# Problem to solve
Using the entries that follow, establish how many lines contain the word "smoking" and give only that figure.
::::::
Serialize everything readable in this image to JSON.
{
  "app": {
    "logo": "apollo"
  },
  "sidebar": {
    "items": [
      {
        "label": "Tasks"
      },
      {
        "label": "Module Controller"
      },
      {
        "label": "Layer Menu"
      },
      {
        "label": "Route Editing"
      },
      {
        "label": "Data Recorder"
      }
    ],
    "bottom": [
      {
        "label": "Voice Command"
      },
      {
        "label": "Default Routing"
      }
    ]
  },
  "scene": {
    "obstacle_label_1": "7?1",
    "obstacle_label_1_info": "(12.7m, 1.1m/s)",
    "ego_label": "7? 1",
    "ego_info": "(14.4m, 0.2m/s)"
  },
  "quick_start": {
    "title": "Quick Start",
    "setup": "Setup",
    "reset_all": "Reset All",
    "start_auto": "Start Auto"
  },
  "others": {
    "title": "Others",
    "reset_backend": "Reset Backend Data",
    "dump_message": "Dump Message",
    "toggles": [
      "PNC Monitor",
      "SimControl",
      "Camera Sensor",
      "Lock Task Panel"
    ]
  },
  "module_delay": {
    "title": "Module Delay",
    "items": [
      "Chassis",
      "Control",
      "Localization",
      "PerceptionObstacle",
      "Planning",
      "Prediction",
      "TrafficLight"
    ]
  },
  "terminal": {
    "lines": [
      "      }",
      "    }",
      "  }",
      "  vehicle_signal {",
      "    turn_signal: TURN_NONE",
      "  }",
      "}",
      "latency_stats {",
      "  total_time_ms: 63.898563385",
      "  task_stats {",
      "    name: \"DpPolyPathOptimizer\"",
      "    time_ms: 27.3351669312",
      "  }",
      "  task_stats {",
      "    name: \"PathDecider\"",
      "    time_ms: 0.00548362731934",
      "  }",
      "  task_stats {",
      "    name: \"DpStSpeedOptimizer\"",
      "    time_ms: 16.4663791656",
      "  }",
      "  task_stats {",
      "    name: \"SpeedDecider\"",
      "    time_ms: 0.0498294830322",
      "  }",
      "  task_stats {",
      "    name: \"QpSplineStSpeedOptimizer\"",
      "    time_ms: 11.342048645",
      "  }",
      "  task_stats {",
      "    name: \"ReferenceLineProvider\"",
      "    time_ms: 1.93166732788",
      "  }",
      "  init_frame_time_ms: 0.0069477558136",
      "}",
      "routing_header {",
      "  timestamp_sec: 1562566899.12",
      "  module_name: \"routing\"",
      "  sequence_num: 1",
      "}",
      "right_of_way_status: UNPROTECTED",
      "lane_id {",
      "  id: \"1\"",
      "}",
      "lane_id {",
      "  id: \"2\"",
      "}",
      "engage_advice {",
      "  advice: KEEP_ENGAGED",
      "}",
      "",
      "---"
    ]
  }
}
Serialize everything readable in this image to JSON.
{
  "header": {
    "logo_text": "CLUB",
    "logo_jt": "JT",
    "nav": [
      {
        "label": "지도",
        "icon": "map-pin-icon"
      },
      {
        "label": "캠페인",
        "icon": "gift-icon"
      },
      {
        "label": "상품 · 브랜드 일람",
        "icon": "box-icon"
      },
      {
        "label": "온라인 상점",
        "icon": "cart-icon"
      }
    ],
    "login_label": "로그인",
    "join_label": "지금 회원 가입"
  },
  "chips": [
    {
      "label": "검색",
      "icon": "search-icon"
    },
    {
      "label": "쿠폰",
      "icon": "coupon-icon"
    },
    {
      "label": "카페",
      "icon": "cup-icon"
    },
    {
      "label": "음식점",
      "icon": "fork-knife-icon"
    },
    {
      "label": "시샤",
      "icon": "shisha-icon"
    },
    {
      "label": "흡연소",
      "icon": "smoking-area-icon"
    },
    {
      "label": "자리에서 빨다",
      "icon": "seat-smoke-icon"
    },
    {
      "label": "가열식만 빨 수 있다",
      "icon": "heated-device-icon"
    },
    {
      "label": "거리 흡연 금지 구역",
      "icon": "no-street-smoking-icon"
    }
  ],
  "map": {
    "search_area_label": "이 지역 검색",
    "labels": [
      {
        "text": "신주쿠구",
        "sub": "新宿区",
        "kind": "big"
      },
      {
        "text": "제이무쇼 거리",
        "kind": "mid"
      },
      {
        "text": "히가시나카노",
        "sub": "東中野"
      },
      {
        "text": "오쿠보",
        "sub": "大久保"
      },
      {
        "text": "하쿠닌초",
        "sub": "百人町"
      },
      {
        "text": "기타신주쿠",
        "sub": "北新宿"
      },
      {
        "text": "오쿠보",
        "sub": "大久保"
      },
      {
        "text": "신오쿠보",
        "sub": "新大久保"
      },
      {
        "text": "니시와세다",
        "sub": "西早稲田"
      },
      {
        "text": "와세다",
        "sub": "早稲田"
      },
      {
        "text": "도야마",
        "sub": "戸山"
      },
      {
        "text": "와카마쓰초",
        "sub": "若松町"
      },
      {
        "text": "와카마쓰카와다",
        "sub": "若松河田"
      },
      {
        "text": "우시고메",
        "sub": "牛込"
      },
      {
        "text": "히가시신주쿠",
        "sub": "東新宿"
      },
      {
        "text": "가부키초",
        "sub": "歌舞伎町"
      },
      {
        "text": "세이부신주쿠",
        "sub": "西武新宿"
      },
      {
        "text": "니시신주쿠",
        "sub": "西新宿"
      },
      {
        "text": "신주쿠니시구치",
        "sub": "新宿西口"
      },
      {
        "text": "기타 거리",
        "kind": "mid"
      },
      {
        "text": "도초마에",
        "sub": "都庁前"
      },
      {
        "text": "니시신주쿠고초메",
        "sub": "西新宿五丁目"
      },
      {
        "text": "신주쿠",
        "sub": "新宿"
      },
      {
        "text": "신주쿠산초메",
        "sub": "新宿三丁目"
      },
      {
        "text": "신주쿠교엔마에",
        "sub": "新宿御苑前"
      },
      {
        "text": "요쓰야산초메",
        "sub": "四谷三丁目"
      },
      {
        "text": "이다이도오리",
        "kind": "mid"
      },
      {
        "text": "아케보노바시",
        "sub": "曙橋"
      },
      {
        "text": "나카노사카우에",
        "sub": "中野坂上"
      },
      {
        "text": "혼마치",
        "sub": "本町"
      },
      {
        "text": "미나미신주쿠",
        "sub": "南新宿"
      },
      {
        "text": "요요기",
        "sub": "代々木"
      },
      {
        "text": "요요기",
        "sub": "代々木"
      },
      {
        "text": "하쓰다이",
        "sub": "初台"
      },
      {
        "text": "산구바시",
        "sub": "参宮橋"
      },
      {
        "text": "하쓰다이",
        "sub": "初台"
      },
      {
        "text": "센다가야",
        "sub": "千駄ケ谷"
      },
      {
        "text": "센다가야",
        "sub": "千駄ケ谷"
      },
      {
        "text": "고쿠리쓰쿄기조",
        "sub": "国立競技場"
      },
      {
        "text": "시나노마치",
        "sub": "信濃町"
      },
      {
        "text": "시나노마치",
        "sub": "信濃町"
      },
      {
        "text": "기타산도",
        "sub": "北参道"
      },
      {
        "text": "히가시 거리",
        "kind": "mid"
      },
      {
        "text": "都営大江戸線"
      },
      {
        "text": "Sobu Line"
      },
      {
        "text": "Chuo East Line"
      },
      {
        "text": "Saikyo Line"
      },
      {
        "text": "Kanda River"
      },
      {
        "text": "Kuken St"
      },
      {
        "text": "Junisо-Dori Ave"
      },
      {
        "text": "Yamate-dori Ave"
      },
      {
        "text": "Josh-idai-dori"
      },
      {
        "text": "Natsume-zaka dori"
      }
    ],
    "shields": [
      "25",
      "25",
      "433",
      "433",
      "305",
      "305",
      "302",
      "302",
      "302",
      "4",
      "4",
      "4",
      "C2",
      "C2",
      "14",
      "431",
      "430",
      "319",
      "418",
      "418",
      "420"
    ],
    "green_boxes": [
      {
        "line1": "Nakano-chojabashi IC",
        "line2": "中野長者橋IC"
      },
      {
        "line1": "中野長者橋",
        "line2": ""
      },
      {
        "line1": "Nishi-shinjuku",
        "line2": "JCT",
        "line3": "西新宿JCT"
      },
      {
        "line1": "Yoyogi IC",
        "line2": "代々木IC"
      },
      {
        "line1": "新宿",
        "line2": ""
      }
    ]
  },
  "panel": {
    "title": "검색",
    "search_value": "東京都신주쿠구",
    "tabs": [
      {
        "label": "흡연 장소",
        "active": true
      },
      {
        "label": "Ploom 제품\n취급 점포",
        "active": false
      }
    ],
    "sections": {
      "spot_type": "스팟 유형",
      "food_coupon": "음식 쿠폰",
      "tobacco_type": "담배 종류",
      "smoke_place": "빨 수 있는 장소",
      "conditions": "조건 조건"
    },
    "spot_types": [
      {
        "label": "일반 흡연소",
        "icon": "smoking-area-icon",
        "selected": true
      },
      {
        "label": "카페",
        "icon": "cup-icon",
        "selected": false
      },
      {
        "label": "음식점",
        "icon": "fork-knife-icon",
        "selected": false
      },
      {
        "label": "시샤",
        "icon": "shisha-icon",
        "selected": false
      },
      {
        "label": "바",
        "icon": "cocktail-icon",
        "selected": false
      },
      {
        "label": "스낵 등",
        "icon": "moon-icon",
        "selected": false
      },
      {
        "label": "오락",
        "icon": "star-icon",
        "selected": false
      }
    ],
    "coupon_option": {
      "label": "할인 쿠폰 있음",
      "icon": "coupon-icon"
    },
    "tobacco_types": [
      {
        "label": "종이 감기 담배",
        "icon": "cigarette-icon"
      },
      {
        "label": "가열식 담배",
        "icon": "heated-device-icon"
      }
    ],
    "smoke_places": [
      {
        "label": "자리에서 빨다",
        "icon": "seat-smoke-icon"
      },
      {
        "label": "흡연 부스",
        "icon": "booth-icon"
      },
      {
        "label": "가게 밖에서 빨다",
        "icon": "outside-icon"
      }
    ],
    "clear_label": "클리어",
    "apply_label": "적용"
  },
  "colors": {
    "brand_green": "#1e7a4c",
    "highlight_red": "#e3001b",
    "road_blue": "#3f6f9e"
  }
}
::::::
# Answer to this problem
3